*Directions*
Would you please output all the records exactly as given? Pictures should not appear in the copy.

Start of Supplied entries

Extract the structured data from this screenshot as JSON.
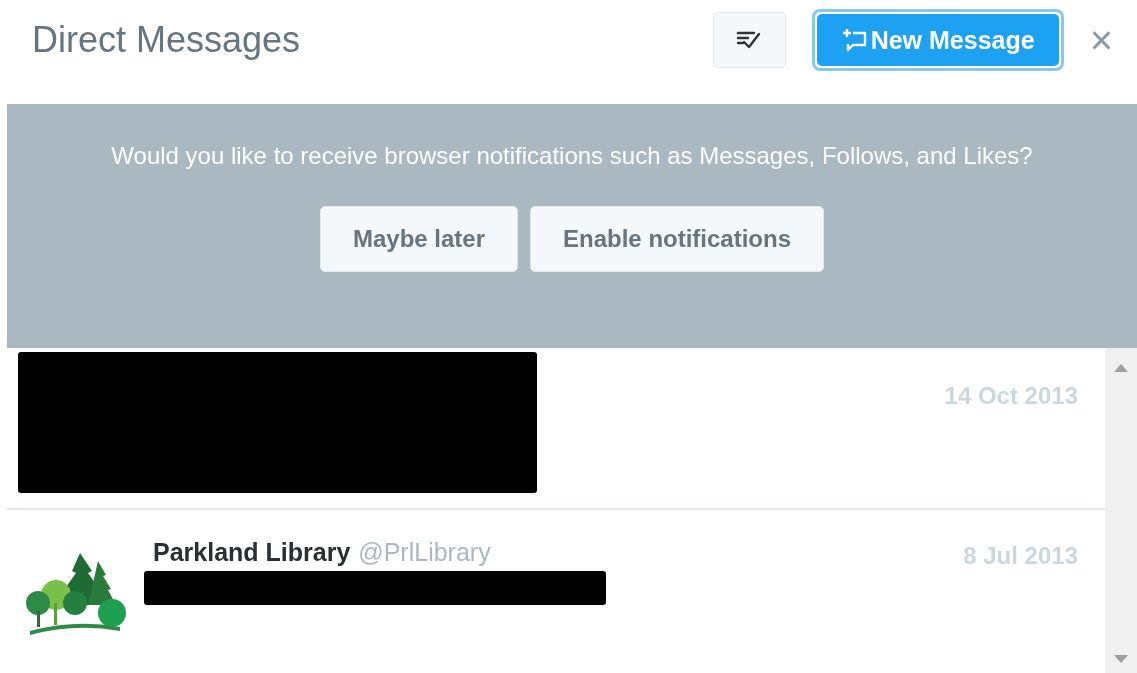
{
  "header": {
    "title": "Direct Messages",
    "new_message_button": "New Message",
    "close": "×"
  },
  "notification_banner": {
    "text": "Would you like to receive browser notifications such as Messages, Follows, and Likes?",
    "buttons": [
      "Maybe later",
      "Enable notifications"
    ]
  },
  "conversations": [
    {
      "kind": "redacted",
      "date": "14 Oct 2013"
    },
    {
      "kind": "conversation",
      "name": "Parkland Library",
      "handle": "@PrlLibrary",
      "date": "8 Jul 2013"
    }
  ]
}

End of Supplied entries

*Exercise response*
Extract the structured data from this screenshot as JSON.
{
  "header": {
    "title": "Direct Messages",
    "new_message_button": "New Message",
    "close": "×"
  },
  "notification_banner": {
    "text": "Would you like to receive browser notifications such as Messages, Follows, and Likes?",
    "buttons": [
      "Maybe later",
      "Enable notifications"
    ]
  },
  "conversations": [
    {
      "kind": "redacted",
      "date": "14 Oct 2013"
    },
    {
      "kind": "conversation",
      "name": "Parkland Library",
      "handle": "@PrlLibrary",
      "date": "8 Jul 2013"
    }
  ]
}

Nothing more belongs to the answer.